It’s a lot better than coaches running their goalies into the ground then quickly faltering in the playoffs, like Toronto’s Mike Babcock, Boston’s Bruce Cassidy and Winnipeg’s Paul Maurice, among others.
“Rehab is now more important than ever,” added Ranford. “With Quick, his problems are chronic and will last the rest of his career. So, it’s important when we move our rehab center to the Toyota Center (where the team practices) since the (NBA Los Angeles) Lakers are moving out. It’s a positive that we stay on top of things without needing to go off-site.”
This is an advantage he gives to Fleury. Despite all of the work, effort and energy the “Flower” has exhausted through three rounds, the Knights’ 12-3 record through the Western Conference gave the club substantially more rest than their opponents.
The last time Vegas played was May 20, meaning more than a week off, while the Caps get four days off, yet had to travel twice (home to D.C. from Tampa, then cross-country to Nevada).
“It’s just a matter of maintenance every day and warming up properly.”
Ranford also likes Fleury’s “calm demeanor” in the net, noting how San Jose’s Martin Jones is also successful for his mental processes.
It’s something Holtby has rediscovered in posting two straight shutouts to upend the Tampa Bay Lightning – his first and only ones of the entire season.
As for scouting, Ranford thinks Vegas is much harder to analyze because of the team’s depth.
“Before every game, we go over the opposing goalie with our forwards,” he added. “But we also talk to our goalies about opposing shooters. We talk about awareness on guys who like to shoot a lot, or who shoot from anywhere. It’s not like in basketball where guys like to only shoot from a certain shot. It’s more about the tendencies of the shooters.”
For example, Capitals all-star Alex Ovechkin is well-known for “his spot” to the faceoff dot to a goalie’s right side, especially on the power play.
The Golden Knights, he believes, are more difficult to figure out.
“Vegas is a team that puts a lot of pucks toward (goal) – they shoot from anywhere,” he added. “They have high-end shooters who can score from anywhere on the ice.”
Of course, a goalie can only be as successful as the help he gets from his defensemen.
“I think it was Game 3 against the Knights when we went to double-overtime,” Ranford said. “We played 90 minutes and only took 30 official shots. That’s helping your goaltender.”
Two of Vegas’ three postseason losses came in contests when they took too many penalties and were drilled on the power play.

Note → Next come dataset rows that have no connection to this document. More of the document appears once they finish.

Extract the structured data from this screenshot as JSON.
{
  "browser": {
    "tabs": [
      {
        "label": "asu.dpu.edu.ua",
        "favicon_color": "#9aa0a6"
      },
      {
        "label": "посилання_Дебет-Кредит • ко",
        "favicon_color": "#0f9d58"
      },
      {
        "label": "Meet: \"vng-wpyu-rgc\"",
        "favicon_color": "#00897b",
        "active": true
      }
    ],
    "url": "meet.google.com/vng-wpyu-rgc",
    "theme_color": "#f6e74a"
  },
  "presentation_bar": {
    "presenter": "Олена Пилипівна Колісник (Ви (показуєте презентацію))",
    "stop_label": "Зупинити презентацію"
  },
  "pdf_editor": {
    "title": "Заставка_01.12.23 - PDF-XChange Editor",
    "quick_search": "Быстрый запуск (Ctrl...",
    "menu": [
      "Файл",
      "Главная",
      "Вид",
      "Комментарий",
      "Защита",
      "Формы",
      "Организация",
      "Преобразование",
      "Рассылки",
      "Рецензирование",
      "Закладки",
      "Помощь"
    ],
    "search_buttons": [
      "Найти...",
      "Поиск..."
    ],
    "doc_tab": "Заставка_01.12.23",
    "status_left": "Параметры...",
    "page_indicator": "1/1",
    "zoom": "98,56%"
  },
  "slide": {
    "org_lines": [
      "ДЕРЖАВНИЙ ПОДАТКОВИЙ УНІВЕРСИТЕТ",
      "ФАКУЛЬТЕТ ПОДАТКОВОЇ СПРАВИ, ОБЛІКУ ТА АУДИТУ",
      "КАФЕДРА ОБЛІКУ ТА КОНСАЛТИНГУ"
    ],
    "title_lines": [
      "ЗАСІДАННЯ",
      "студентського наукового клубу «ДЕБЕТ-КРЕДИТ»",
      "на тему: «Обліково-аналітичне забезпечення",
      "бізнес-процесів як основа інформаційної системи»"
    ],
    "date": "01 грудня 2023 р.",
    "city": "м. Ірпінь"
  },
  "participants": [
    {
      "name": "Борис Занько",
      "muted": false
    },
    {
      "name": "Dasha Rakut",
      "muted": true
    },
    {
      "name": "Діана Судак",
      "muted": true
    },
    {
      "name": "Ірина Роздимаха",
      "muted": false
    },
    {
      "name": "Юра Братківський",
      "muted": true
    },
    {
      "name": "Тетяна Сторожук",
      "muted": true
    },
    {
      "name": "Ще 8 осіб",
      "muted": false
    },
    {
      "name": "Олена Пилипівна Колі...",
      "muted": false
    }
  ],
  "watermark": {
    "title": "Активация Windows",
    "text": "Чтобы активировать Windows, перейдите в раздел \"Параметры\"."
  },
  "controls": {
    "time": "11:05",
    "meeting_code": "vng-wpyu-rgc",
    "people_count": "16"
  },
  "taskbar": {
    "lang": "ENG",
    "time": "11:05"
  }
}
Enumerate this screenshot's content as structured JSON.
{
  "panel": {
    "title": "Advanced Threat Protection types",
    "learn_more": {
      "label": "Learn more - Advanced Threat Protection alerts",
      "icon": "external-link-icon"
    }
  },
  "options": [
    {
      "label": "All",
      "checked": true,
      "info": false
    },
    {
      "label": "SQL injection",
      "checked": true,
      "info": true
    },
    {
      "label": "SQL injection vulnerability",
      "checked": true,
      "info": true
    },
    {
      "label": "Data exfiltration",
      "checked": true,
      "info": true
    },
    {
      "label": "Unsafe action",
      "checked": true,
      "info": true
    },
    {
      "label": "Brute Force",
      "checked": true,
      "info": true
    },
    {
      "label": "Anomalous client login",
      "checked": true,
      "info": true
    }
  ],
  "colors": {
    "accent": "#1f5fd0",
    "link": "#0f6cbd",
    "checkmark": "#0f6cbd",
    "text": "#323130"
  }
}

Should they keep away from D.C. enforcer Tom Wilson and maintain a high-tempo skating scenario, most media commentators – including all four regulars on The NHL Network – we predict Vegas will hoist the Stanley Cup.
As for “our” Golden Knights, we hope they did so in Game 1, igniting their championship run.